Comet 4c - Approach Performance
Fig.1: Approach function in progress; tests carried out over the English Channel, West of Weymouth.
Approach tests were another use of the flight test plug-in. In this case, an approach function plonked the aircraft at a specific point in space over Weymouth, and either continued in level flight, going through various permutations of weight, flaps and undercarriage, or descended with a gradient of -3.0 degrees (to simulate a standard glide slope). X-Plane's built-in autopilot was not helpful for this, having only a pitch or vertical speed lock. Glide slope lock was no use except on an actual glide slope, but it was easier for me to write a function that took complete and direct control of the elevators, with a PID to control the gradient. Tests were carried out over sea, so no hillock or other unexpected land mass ended the test prematurely!
Having established lift (including individual flap positions), and the drag in clean condition, the primary variable during approach tests was flap drag. It's also the only test where a comparison can be made between undercarriage up and down, so undercarriage drag was tuned, too.
The de Havilland manual quoted the approximate engine RPM to maintain a specific airspeed during each phase of approach, with a tolerance for different weights.
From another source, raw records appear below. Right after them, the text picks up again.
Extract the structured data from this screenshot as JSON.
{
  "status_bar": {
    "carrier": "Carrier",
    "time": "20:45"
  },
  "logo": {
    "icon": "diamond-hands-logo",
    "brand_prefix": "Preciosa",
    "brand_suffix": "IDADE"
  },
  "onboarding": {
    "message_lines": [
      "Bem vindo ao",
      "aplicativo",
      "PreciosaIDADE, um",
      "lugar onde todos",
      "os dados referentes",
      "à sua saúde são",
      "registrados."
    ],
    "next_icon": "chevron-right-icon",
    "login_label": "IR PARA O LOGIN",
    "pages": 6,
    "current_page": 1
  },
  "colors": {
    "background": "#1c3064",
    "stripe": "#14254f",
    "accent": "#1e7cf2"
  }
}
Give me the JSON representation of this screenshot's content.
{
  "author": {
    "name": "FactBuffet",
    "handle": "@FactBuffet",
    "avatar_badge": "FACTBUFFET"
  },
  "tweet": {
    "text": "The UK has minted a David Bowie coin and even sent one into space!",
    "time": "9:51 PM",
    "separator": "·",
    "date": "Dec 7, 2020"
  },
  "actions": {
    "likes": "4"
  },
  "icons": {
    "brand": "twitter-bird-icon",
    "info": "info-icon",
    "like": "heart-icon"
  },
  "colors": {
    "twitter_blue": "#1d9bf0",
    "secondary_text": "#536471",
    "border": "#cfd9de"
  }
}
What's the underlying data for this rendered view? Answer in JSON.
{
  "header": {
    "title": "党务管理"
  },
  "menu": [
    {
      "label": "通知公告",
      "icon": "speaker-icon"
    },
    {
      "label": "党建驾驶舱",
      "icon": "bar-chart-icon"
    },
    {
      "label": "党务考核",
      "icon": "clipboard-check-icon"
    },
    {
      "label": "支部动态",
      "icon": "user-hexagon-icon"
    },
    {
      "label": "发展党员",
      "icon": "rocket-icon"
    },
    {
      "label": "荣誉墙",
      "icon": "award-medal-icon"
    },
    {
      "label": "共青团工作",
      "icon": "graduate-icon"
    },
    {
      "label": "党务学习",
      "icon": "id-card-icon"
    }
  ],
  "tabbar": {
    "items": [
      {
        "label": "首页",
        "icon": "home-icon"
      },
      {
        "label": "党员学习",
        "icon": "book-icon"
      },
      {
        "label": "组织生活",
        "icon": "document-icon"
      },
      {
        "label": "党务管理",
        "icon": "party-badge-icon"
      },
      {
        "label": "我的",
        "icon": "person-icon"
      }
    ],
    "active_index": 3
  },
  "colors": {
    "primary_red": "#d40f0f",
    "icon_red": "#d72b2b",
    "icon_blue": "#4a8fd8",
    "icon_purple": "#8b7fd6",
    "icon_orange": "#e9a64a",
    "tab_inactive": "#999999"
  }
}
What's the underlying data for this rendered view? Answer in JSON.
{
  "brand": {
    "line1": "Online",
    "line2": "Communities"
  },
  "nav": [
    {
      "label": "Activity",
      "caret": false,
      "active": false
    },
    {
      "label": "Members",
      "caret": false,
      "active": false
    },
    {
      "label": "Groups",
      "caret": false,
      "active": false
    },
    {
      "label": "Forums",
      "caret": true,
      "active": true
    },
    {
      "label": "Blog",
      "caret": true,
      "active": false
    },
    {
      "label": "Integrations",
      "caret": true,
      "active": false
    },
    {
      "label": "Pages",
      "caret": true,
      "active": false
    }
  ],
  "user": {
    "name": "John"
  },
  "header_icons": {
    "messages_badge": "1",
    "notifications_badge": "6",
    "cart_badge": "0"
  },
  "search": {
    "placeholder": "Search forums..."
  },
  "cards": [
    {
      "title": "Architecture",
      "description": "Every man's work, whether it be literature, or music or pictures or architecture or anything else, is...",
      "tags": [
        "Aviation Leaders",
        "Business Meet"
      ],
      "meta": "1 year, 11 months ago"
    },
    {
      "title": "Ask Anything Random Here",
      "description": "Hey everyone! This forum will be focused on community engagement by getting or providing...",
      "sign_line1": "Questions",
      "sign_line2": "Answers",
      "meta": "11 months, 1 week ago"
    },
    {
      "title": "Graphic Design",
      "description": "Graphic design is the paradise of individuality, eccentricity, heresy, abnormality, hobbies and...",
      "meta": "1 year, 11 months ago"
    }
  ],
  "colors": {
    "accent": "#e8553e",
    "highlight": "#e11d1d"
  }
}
Real pilots would just have flown the plane, but the figures are extremely useful for me, and also for new X-Plane users getting a feel for what level of thrust to use.
I chose a landing weight of 105,000 lb., being the "normal" landing weight for a Comet 4C with a full complement of passengers and luggage, and still carrying the appropriate reserve and emergency fuel allowance. It also happens to be the median weight between the lightest landing weight quoted in de Havilland documentation of 90,000 lb. and the maximum landing weight of 120,000 lb.
The real manual gave a tolerance of ± 150 RPM. In X-Plane it was ± 180 RPM.
This is how the model performs in X-Plane:
As you can see, it's been a productive week!
Next step: moving on to other bugs on the beta-testers' list.